4. Miracles do happen, especially when a community comes together. The community I live in is by no means perfect. There have been many instances when someone who has less visibility in the community gets stricken by an ailment and nothing is done, but there have also been many instances of the community coming together to pray and search for a way to help. For example, when one student was diagnosed with cancer, a community prayer vigil was held and for several months prayers were lifted up. As much as it blows all of my human understanding to say this, the student’s cancer is now gone. I am in no way saying it was just because the community came together and prayed for them, but I do believe that this was an act of God. I am so proud to be a part of a community that prays together and supports each other.
Yes, there are things wrong with my community. Yes, there are many things I would like to change about it. But no, I don’t think it needs to be re-vamped to model what the world looks like today. In this post-Christian, post-moral, post-racial, post-every-other-thing-society, where not stepping on toes is valued over speaking with conviction about your beliefs, my community is a beacon that life hasn’t always been the way it is now and that it doesn’t always have to be. I am ever thankful to have been taught these invaluable life lessons from a place that holds little esteem intellectually; sometimes, being intellectual doesn’t make you smart and doesn’t really teach you what you need to know.

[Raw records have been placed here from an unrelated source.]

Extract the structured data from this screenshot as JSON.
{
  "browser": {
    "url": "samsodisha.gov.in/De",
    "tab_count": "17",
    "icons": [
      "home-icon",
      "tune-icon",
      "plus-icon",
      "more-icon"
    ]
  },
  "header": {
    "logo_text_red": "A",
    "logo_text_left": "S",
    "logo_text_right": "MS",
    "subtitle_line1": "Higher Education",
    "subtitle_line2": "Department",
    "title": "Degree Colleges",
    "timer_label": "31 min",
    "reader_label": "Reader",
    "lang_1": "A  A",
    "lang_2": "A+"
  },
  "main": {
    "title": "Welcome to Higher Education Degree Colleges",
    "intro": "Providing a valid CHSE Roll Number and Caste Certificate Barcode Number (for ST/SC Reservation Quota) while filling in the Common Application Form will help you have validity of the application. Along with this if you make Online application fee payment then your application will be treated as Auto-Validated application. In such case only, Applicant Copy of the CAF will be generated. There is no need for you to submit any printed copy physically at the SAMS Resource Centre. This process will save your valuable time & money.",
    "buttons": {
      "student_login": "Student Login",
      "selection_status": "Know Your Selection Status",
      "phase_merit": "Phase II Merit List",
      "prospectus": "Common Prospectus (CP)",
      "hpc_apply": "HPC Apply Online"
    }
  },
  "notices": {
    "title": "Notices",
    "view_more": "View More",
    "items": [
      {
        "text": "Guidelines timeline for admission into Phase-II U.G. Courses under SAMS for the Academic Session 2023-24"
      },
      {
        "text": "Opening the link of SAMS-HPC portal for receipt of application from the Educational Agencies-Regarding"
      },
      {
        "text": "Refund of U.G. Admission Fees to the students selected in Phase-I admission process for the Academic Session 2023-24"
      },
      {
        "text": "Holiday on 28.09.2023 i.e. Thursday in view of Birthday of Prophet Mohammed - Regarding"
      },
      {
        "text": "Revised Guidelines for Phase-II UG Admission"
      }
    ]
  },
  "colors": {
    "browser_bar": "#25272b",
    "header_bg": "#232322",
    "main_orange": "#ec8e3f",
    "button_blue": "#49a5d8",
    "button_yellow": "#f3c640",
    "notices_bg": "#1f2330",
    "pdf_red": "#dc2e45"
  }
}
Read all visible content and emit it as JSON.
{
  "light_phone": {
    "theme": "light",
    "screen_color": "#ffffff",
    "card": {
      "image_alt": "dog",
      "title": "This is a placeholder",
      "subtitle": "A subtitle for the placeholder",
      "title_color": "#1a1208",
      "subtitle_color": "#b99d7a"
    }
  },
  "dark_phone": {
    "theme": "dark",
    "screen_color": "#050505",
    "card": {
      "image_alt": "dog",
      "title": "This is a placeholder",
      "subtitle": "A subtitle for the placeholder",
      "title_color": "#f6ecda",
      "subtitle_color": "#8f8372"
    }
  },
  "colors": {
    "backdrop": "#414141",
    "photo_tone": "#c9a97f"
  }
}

Thank you, Teach For America, for placing me in a community that could teach me more than Oxford ever did and more than any Masters or Doctorate ever will. I will continue trying each day to pass on these lessons to my students so that they are aware of the advantages they truly have here in Appalachia.